Arika: Episode 3, Copying without Copying
Arika's love affair with hardcore Marxist dialectic has always been tempered by a fascination with post-modernity, especially in its most nihilistic and deconstructive versions. Marxists tend to claim that post-modernity's preoccupation with excluded narratives like feminism, anti-colonialism or anti-globalism can be threaded together around a socialist core, and much of the debate in Episode 1 centred around this possibility.
For Episode 3, Arika are going straight for a prominent post-modern concern: what is originality, and can it exist in an age when even individual identity is being questioned? Copying without Copying is Arika's most theatrical Episode so far – it includes performances of Eichmann's trial and Chto Delat?'s musical The Russian Woods – and throws down in the cat fight between artistic ownership and the collective creativity of communities. Marxism and deconstruction may share a passion for the savage critique of normative culture, but their intentions are radically different: Marxists want a better world, while deconstruction is happy to break up the existing one.
Luther Blisset – the pseudonym used by various anarchists, after a charming British football hero – articulates the heart of this Episode in his Radical Subjectivity. Arika's programme notes echo Blisset's belief that nothing can be told without the teller including their own history or value system – but where Arika use this to problematise the way that media is experienced, Blisset was encouraging artists to embrace it, even as he critiqued the false objectivity of the curator or writer. The sharp irony is that Luther Blisset could be anyone: meanwhile, each performance at Episode 3 has a clearly defined author.
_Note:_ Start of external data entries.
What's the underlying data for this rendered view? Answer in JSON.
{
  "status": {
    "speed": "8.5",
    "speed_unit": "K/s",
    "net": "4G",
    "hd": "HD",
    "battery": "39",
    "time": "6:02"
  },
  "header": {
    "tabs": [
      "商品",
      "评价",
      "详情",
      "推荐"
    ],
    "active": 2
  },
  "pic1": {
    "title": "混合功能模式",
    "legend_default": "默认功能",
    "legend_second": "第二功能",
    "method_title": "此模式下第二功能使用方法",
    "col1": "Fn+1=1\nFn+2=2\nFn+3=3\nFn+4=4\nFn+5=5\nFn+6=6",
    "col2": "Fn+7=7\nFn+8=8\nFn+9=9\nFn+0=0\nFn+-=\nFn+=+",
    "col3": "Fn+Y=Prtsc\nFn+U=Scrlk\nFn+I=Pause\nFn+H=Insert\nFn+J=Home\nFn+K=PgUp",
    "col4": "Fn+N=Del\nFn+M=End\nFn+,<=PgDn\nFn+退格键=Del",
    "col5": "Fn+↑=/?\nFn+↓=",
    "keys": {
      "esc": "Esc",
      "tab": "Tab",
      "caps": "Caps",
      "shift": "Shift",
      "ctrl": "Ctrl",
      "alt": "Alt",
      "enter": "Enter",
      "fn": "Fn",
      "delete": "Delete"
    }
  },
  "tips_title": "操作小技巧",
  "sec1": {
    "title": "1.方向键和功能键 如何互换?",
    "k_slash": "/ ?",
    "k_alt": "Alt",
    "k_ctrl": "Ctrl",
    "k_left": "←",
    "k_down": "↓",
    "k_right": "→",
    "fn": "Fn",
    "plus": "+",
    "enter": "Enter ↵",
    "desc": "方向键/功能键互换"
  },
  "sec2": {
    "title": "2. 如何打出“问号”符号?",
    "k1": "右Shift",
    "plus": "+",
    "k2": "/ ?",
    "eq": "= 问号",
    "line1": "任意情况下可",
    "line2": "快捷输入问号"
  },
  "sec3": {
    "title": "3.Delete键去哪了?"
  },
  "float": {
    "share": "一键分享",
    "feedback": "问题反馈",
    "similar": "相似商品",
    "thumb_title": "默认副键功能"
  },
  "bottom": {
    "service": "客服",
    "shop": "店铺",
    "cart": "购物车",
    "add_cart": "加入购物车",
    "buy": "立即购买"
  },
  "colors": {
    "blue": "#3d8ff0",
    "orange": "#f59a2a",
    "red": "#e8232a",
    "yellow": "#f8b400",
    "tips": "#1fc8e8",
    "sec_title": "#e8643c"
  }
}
Compared to the usual festival rush, Episode 3 is sparse: four events over a weekend, climaxing in two and a half hours of a "spectacular musical show which discusses the representation of a nation state, its characters and history." Chto Delat? acknowledge that it seems absurd to struggle against the violence of our times through art, yet their intellectual engagement does not prevent them from co-opting popular forms: mythology, musicals, the idea of a nation's soul are all reconstructed towards a serious end.
Starting the weekend is a performed installation based on the transcripts of the 1961 trial of SS Lieutenant Adolf Eichmann: the difficult content – Eichmann's trial threw up questions about state sovereignity, international law and personal responsibility – is matched by an appropriately challenging format, a fusion that Arika actively encourages. Throughout the three episodes, the festival has analysed militarism, the agenda behind advertising, the problems of art in a world bedevilled by callous politics and the suspicion that individual identity is being manipulated by consumerism. The discourse moves well beyond the events, and has inspired a series of online and radio discussions.
For this last episode, Arika has gone free: there is no door tax, only a request for emotional and intellectual engagement. The transition from experimental music to experimental festival has happened, and even Luther Blisset's radical attack on the intrinsic bias of the curator or writer is slightly satisfied.